Mendelian genetics refers to the principles of inheritance as described by Gregor Mendel, an Austrian scientist who conducted groundbreaking experiments with pea plants in the mid-19th century. Mendelian genetics laid the foundation for our understanding of how traits are passed from one generation to the next.
Slides align to Chapter 12, Section 1, Miller and Levine Biology (Bee Book)
Key concepts of Mendelian genetics include:
Genes and Alleles: Mendel proposed the existence of discrete units of heredity, which we now call genes. Each gene can have different forms called alleles.
Dominance and Recessiveness: Mendel observed that some alleles are dominant, meaning that they mask the effects of recessive alleles when present. Recessive alleles are only expressed when an individual inherits two copies of the recessive allele.
Segregation: During the formation of gametes (sperm and egg cells), alleles segregate or separate from each other. Each gamete carries only one allele for each gene.
Independent Assortment: Mendel discovered that genes located on different chromosomes segregate independently during the formation of gametes.
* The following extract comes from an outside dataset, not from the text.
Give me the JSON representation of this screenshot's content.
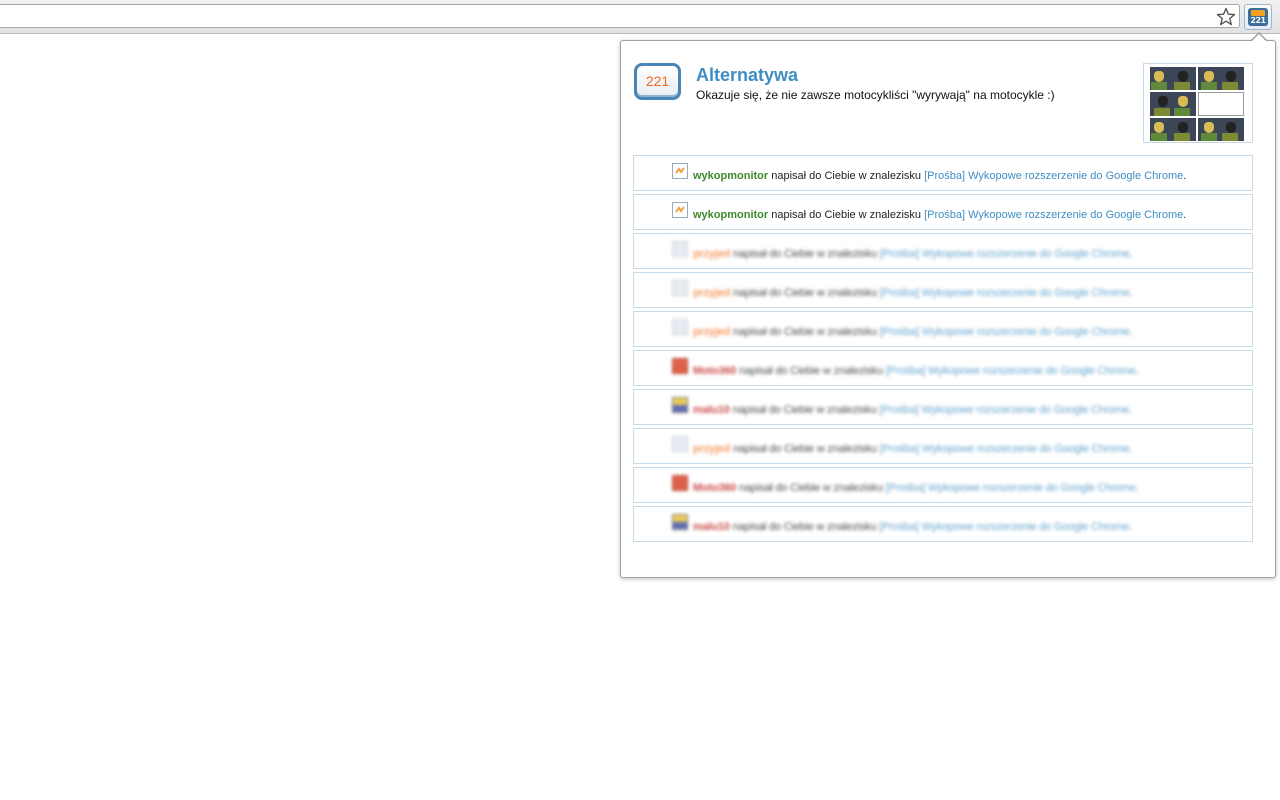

This principle is known as independent assortment.
Punnett Squares: Punnett squares are tools used to predict the possible genetic outcomes of a cross between two individuals. They help illustrate the probability of different combinations of alleles in offspring.
Genotype and Phenotype: The genetic makeup of an individual is called the genotype, while the observable traits or characteristics are referred to as the phenotype.
Practice Sets on Mendelian Genetics
Simple Genetics Practice – using mendelian genetics and Punnett squares
Peas, Please – practice setting up squares for basic Mendelian traits in pea plants
Bunny Genetic Crosses with two traits – basic crosses, uses Punnett squares
Horse Genetics – basic practice worksheet on monohybrid and dihybrid crosses, using a gait trait found in horses
Fruit Fly Genetics (Vg) – practice worksheet on vestigial wing flies (recessive trait)